2014/07/18 Galarraga Aiestaran, Ana - Elhuyar Zientzia Iturria: Elhuyar aldizkaria

Organoid creation technology is evolving rapidly. Ed. V. Altounian/Science

The appropriate organs for transplantation have successfully developed a longer lasting method. At the moment, they have only tested it in rats, with liver, but the results are very promising, according to the researchers.

The method, developed at the Massachusetts Hospital, is based on large organ cooling without freezing. In fact, scientists have long tried to cool down the organs to lengthen their duration while avoiding the damage caused by freezing. However, the trials have not had good results. So for an organ to be transplanted to a person, doctors only have 12 hours. Now it seems that they have succeeded with the right formula to keep the organs in good condition.

According to the study published in the journal Nature Medicine, the key is in a glucose like compound: 3-O-methyl-D-glucose. Thanks to this they have managed to store the liver at -6ºC without freezing it.

The experiment consisted of transplanting the livers kept for three days. The result is that rats that received livers preserved by the new method survived after three months, while all those preserved by the traditional method died.

If the method is shown to be suitable for human organs, it is estimated that 5,000 more organs can be transplanted in the United States each year.

On the other hand, the journal Science has published an article that collects the advances in the methods of creating organoids (parts of organs) from stem cells.

The laboratory has explained in what situation are the studies of thyroid, liver, sand, lungs, stomach, intestines, heart, muscle, bone, kidney, retina, brain, pituitary gland, breast, inner ear and skin.

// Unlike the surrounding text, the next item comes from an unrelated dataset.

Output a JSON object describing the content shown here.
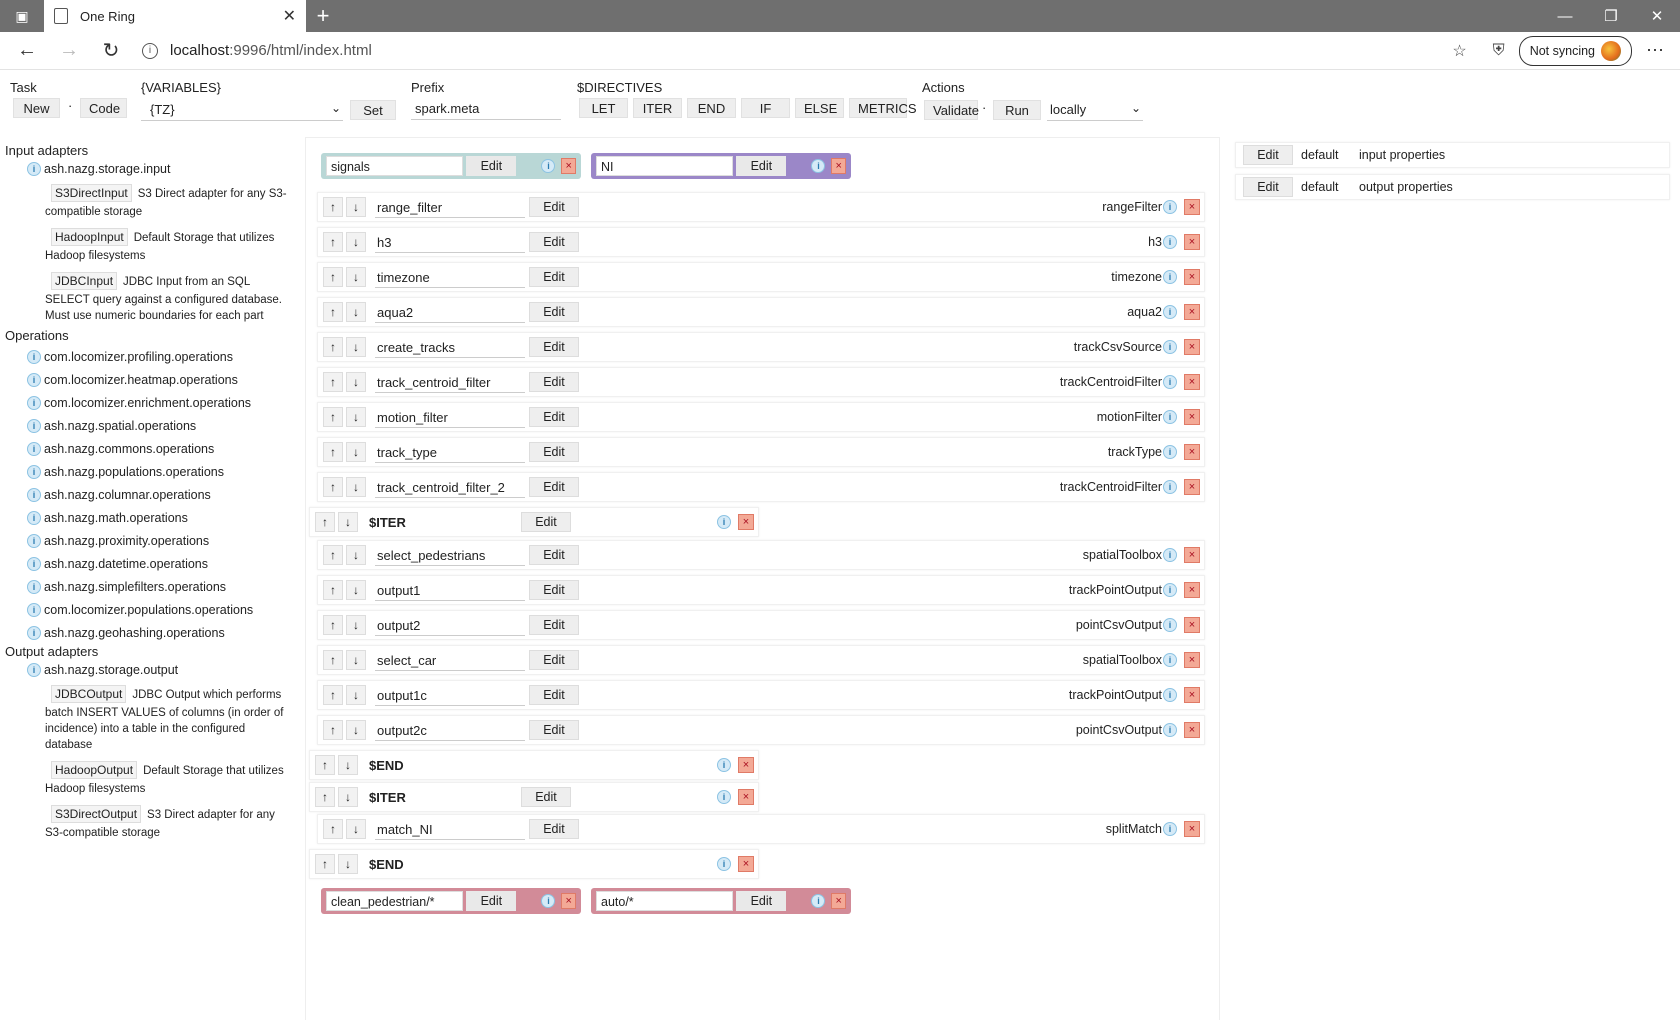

Its authors, two researchers from the Institute of Molecular Biotechnology of Austria, have concluded that significant progress has been made and have recognized that they still have difficulties in vascularization. However, it has been advanced that in short, in addition to transplants, they will be useful to investigate the evolution of diseases and to test treatments.